The problem with this reading is that Greece being equated to the third kingdom ignores the fact that Media and Persia were formerly two separate empires, making Greece the fourth kingdom rather than the third. In other terms, one can only arrive at Greece being the third kingdom if they take the two kingdoms of Media and Persia and combine them into one kingdom, thus forcing Greece into the third slot.

This seems dishonest and misleading.

Iron/clay kingdom: The fourth kingdom (and I must stress that the text only posits four kingdoms in the statue [cf. 2:41, 42]) is therefore Rome in this prophetic scheme, since Rome is the next major empire to arise in history.

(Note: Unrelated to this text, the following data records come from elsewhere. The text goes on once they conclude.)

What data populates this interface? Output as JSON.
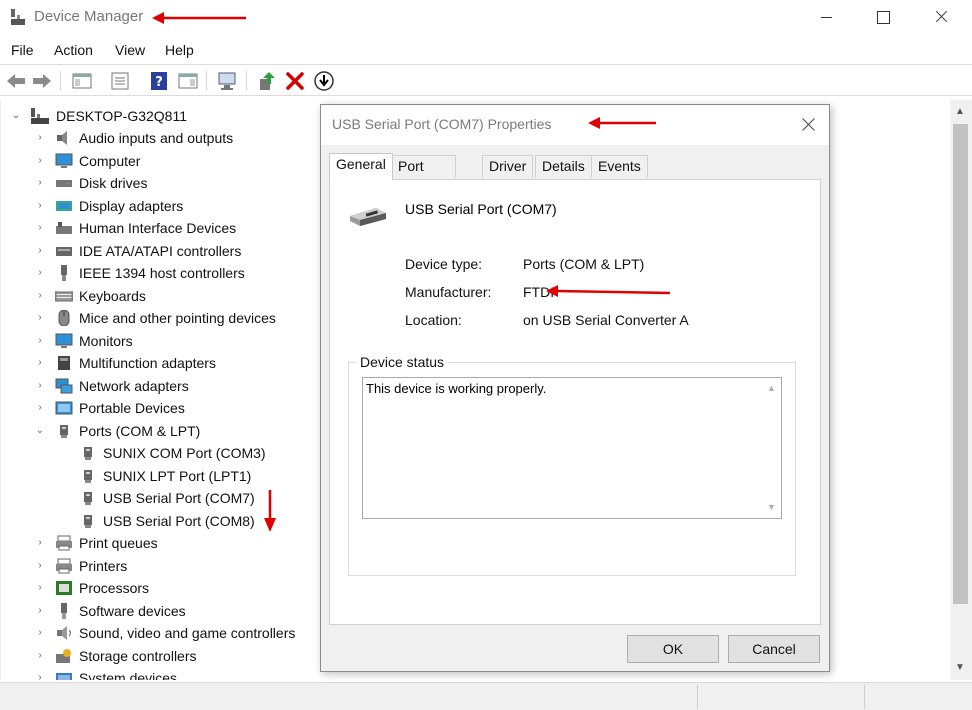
{
  "window": {
    "title": "Device Manager"
  },
  "menu": [
    "File",
    "Action",
    "View",
    "Help"
  ],
  "toolbar_icons": [
    "back-arrow-icon",
    "forward-arrow-icon",
    "show-hide-console-tree-icon",
    "properties-icon",
    "help-icon",
    "action-pane-icon",
    "scan-hardware-icon",
    "update-driver-icon",
    "uninstall-icon",
    "disable-device-icon"
  ],
  "tree": {
    "root": "DESKTOP-G32Q811",
    "categories": [
      {
        "label": "Audio inputs and outputs",
        "icon": "speaker-icon"
      },
      {
        "label": "Computer",
        "icon": "monitor-icon"
      },
      {
        "label": "Disk drives",
        "icon": "disk-drive-icon"
      },
      {
        "label": "Display adapters",
        "icon": "display-adapter-icon"
      },
      {
        "label": "Human Interface Devices",
        "icon": "hid-icon"
      },
      {
        "label": "IDE ATA/ATAPI controllers",
        "icon": "ide-controller-icon"
      },
      {
        "label": "IEEE 1394 host controllers",
        "icon": "ieee1394-icon"
      },
      {
        "label": "Keyboards",
        "icon": "keyboard-icon"
      },
      {
        "label": "Mice and other pointing devices",
        "icon": "mouse-icon"
      },
      {
        "label": "Monitors",
        "icon": "monitor-icon"
      },
      {
        "label": "Multifunction adapters",
        "icon": "multifunction-icon"
      },
      {
        "label": "Network adapters",
        "icon": "network-icon"
      },
      {
        "label": "Portable Devices",
        "icon": "portable-device-icon"
      },
      {
        "label": "Ports (COM & LPT)",
        "icon": "port-icon",
        "expanded": true
      },
      {
        "label": "Print queues",
        "icon": "printer-icon"
      },
      {
        "label": "Printers",
        "icon": "printer-icon"
      },
      {
        "label": "Processors",
        "icon": "processor-icon"
      },
      {
        "label": "Software devices",
        "icon": "software-device-icon"
      },
      {
        "label": "Sound, video and game controllers",
        "icon": "sound-icon"
      },
      {
        "label": "Storage controllers",
        "icon": "storage-icon"
      },
      {
        "label": "System devices",
        "icon": "system-device-icon"
      }
    ],
    "ports_children": [
      "SUNIX COM Port (COM3)",
      "SUNIX LPT Port (LPT1)",
      "USB Serial Port (COM7)",
      "USB Serial Port (COM8)"
    ]
  },
  "dialog": {
    "title": "USB Serial Port (COM7) Properties",
    "tabs": [
      "General",
      "Port Settings",
      "Driver",
      "Details",
      "Events"
    ],
    "active_tab": "General",
    "device_name": "USB Serial Port (COM7)",
    "properties": [
      {
        "label": "Device type:",
        "value": "Ports (COM & LPT)"
      },
      {
        "label": "Manufacturer:",
        "value": "FTDI"
      },
      {
        "label": "Location:",
        "value": "on USB Serial Converter A"
      }
    ],
    "status_group": "Device status",
    "status_text": "This device is working properly.",
    "ok_label": "OK",
    "cancel_label": "Cancel"
  },
  "colors": {
    "annotation_arrow": "#e00000",
    "dialog_background": "#f0f0f0"
  }
}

The problems with this reading are many. First of all, Rome is technically the fifth kingdom (as Media and Persia were originally two separate empires). Secondly, it is difficult to ascertain what Dan 2:42 means in regard to Rome when it says that “some of the kingdom will be strong and part of it will be brittle.” The Roman interpretation of this clue is not obvious. Thirdly, Dan 2:43 tells how this kingdom will have mixed marriages which will not result in peace (“they will combine with one another in the seed of men; but they will not adhere to one another”). This does not fit Rome and its emperors at all. However, we do have evidence in a later vision in the Book of Daniel where the Greek kings mingled in marriage (Dan 11:6, 17). These attempts to marry off daughters to a rival ruler in order to bring peace did not last, as we will observe in a later post regarding Daniel chapter 11.

Needless to say, the Popular Reading (Babylon, Medo-Persia, Greece, and Rome) is problematic and does not hold up to historical scrutiny.


The Modern Scholarly Reading: the four kingdoms are Babylon, Media, Persia, and Greece

Gold kingdom: Again, this is clear. Daniel said that Babylon is “the head of gold” (Dan 2:38).

Silver kingdom: Since Media, a small and inferior kingdom, existed outright, I suggest that this is the second kingdom. No need to combine this with Persia and forcing kingdoms #3 and #4 into different slots. Media, an insignificant kingdom in regard to the Jewish people, perfectly fits the biblical description “another kingdom inferior to you” (Dan 2:39a).

Bronze kingdom: Persia is the next kingdom in line, the kingdom which conquered by Media and Babylon. Its ruling territory extended much farther than Babylon ever possessed. This fits the description of a kingdom “which will rule over all the earth” (Dan 2:39b)

Iron/clay kingdom: The fourth kingdom is now Greece. It is well known that after Alexander the Great died in 323 BCE his empire was split among his four Greek generals. Two of them become quite prominent in history: Seleucus (who ruled from Syria) and Ptolemy (who ruled from Egypt). This explains how the fourth kingdom was a, in the words of Daniel, “divided kingdom” (Dan 2:41). The other two lesser-known generals eventually did not last into history with their respective portions of the Greek kingdom while the Seleucids and the Ptolemies established lengthy dynasties. Granted, the Seleucids became the most powerful Greek dynasty among the four generals. This adequately explains Daniel’s reference to the divided kingdom with the words “some of the kingdom will be strong and part of it will be brittle” (Dan 2:42). Furthermore, we are aware that there was intermingled marriages among these surviving Greek dynasties (cf. Dan. 11:6, 17), especially Antiochus II with Berenice in 252 BCE and Ptolemy V to Cleopatra in 193 BCE.


In sum, I propose that the four kingdoms in the vision of Daniel 2 are Babylon, Media, Persia, and Greece.